Top of Data for review

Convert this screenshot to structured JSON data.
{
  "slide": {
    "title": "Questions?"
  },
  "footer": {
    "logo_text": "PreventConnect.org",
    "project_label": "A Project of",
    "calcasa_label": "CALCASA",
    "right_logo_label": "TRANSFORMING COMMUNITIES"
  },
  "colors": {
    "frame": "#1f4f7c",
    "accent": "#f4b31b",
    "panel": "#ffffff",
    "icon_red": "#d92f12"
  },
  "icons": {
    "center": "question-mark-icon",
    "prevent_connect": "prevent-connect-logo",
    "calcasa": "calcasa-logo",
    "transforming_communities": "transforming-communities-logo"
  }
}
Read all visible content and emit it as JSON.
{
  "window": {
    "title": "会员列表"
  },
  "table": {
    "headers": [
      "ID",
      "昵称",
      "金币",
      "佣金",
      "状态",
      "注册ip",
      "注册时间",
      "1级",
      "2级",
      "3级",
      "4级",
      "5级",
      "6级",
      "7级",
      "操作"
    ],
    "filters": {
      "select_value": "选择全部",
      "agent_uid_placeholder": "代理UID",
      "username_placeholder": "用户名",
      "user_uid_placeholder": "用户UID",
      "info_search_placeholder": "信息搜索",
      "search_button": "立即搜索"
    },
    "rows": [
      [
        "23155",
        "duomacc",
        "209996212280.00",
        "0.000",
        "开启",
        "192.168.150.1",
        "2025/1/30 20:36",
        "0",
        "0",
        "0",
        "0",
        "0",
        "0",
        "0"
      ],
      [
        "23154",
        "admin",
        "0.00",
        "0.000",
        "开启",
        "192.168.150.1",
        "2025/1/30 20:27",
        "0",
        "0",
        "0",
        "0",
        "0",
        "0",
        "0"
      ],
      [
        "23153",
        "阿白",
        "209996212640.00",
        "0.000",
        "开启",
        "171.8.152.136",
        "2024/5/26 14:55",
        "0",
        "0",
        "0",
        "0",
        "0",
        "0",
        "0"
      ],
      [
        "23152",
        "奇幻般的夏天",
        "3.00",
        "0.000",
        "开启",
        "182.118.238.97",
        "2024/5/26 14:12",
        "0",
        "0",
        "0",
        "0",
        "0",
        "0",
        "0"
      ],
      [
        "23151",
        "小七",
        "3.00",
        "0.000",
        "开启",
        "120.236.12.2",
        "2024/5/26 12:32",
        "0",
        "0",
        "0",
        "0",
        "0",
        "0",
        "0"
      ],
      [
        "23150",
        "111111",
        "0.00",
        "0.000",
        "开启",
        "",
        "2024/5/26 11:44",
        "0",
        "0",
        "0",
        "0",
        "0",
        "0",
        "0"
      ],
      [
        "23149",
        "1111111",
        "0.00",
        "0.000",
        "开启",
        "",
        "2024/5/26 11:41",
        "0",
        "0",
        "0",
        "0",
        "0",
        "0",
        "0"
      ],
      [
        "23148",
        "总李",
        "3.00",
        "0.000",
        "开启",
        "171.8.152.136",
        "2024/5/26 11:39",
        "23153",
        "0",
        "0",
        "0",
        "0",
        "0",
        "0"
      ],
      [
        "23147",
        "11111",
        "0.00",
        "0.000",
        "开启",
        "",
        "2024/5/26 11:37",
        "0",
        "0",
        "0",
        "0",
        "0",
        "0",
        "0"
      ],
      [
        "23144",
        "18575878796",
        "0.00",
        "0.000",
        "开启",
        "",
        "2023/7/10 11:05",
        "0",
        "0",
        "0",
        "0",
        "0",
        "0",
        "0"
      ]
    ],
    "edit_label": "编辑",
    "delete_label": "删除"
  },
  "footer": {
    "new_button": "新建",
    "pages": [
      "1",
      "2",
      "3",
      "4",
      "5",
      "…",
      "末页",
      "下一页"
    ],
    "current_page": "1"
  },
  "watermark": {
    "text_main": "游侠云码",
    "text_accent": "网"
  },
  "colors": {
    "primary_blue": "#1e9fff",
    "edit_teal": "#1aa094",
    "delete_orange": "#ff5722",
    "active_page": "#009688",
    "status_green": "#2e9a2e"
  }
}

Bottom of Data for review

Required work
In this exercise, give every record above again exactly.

Answer to this exercise
Convert this screenshot to structured JSON data.
{
  "slide": {
    "title": "Questions?"
  },
  "footer": {
    "logo_text": "PreventConnect.org",
    "project_label": "A Project of",
    "calcasa_label": "CALCASA",
    "right_logo_label": "TRANSFORMING COMMUNITIES"
  },
  "colors": {
    "frame": "#1f4f7c",
    "accent": "#f4b31b",
    "panel": "#ffffff",
    "icon_red": "#d92f12"
  },
  "icons": {
    "center": "question-mark-icon",
    "prevent_connect": "prevent-connect-logo",
    "calcasa": "calcasa-logo",
    "transforming_communities": "transforming-communities-logo"
  }
}
Read all visible content and emit it as JSON.
{
  "window": {
    "title": "会员列表"
  },
  "table": {
    "headers": [
      "ID",
      "昵称",
      "金币",
      "佣金",
      "状态",
      "注册ip",
      "注册时间",
      "1级",
      "2级",
      "3级",
      "4级",
      "5级",
      "6级",
      "7级",
      "操作"
    ],
    "filters": {
      "select_value": "选择全部",
      "agent_uid_placeholder": "代理UID",
      "username_placeholder": "用户名",
      "user_uid_placeholder": "用户UID",
      "info_search_placeholder": "信息搜索",
      "search_button": "立即搜索"
    },
    "rows": [
      [
        "23155",
        "duomacc",
        "209996212280.00",
        "0.000",
        "开启",
        "192.168.150.1",
        "2025/1/30 20:36",
        "0",
        "0",
        "0",
        "0",
        "0",
        "0",
        "0"
      ],
      [
        "23154",
        "admin",
        "0.00",
        "0.000",
        "开启",
        "192.168.150.1",
        "2025/1/30 20:27",
        "0",
        "0",
        "0",
        "0",
        "0",
        "0",
        "0"
      ],
      [
        "23153",
        "阿白",
        "209996212640.00",
        "0.000",
        "开启",
        "171.8.152.136",
        "2024/5/26 14:55",
        "0",
        "0",
        "0",
        "0",
        "0",
        "0",
        "0"
      ],
      [
        "23152",
        "奇幻般的夏天",
        "3.00",
        "0.000",
        "开启",
        "182.118.238.97",
        "2024/5/26 14:12",
        "0",
        "0",
        "0",
        "0",
        "0",
        "0",
        "0"
      ],
      [
        "23151",
        "小七",
        "3.00",
        "0.000",
        "开启",
        "120.236.12.2",
        "2024/5/26 12:32",
        "0",
        "0",
        "0",
        "0",
        "0",
        "0",
        "0"
      ],
      [
        "23150",
        "111111",
        "0.00",
        "0.000",
        "开启",
        "",
        "2024/5/26 11:44",
        "0",
        "0",
        "0",
        "0",
        "0",
        "0",
        "0"
      ],
      [
        "23149",
        "1111111",
        "0.00",
        "0.000",
        "开启",
        "",
        "2024/5/26 11:41",
        "0",
        "0",
        "0",
        "0",
        "0",
        "0",
        "0"
      ],
      [
        "23148",
        "总李",
        "3.00",
        "0.000",
        "开启",
        "171.8.152.136",
        "2024/5/26 11:39",
        "23153",
        "0",
        "0",
        "0",
        "0",
        "0",
        "0"
      ],
      [
        "23147",
        "11111",
        "0.00",
        "0.000",
        "开启",
        "",
        "2024/5/26 11:37",
        "0",
        "0",
        "0",
        "0",
        "0",
        "0",
        "0"
      ],
      [
        "23144",
        "18575878796",
        "0.00",
        "0.000",
        "开启",
        "",
        "2023/7/10 11:05",
        "0",
        "0",
        "0",
        "0",
        "0",
        "0",
        "0"
      ]
    ],
    "edit_label": "编辑",
    "delete_label": "删除"
  },
  "footer": {
    "new_button": "新建",
    "pages": [
      "1",
      "2",
      "3",
      "4",
      "5",
      "…",
      "末页",
      "下一页"
    ],
    "current_page": "1"
  },
  "watermark": {
    "text_main": "游侠云码",
    "text_accent": "网"
  },
  "colors": {
    "primary_blue": "#1e9fff",
    "edit_teal": "#1aa094",
    "delete_orange": "#ff5722",
    "active_page": "#009688",
    "status_green": "#2e9a2e"
  }
}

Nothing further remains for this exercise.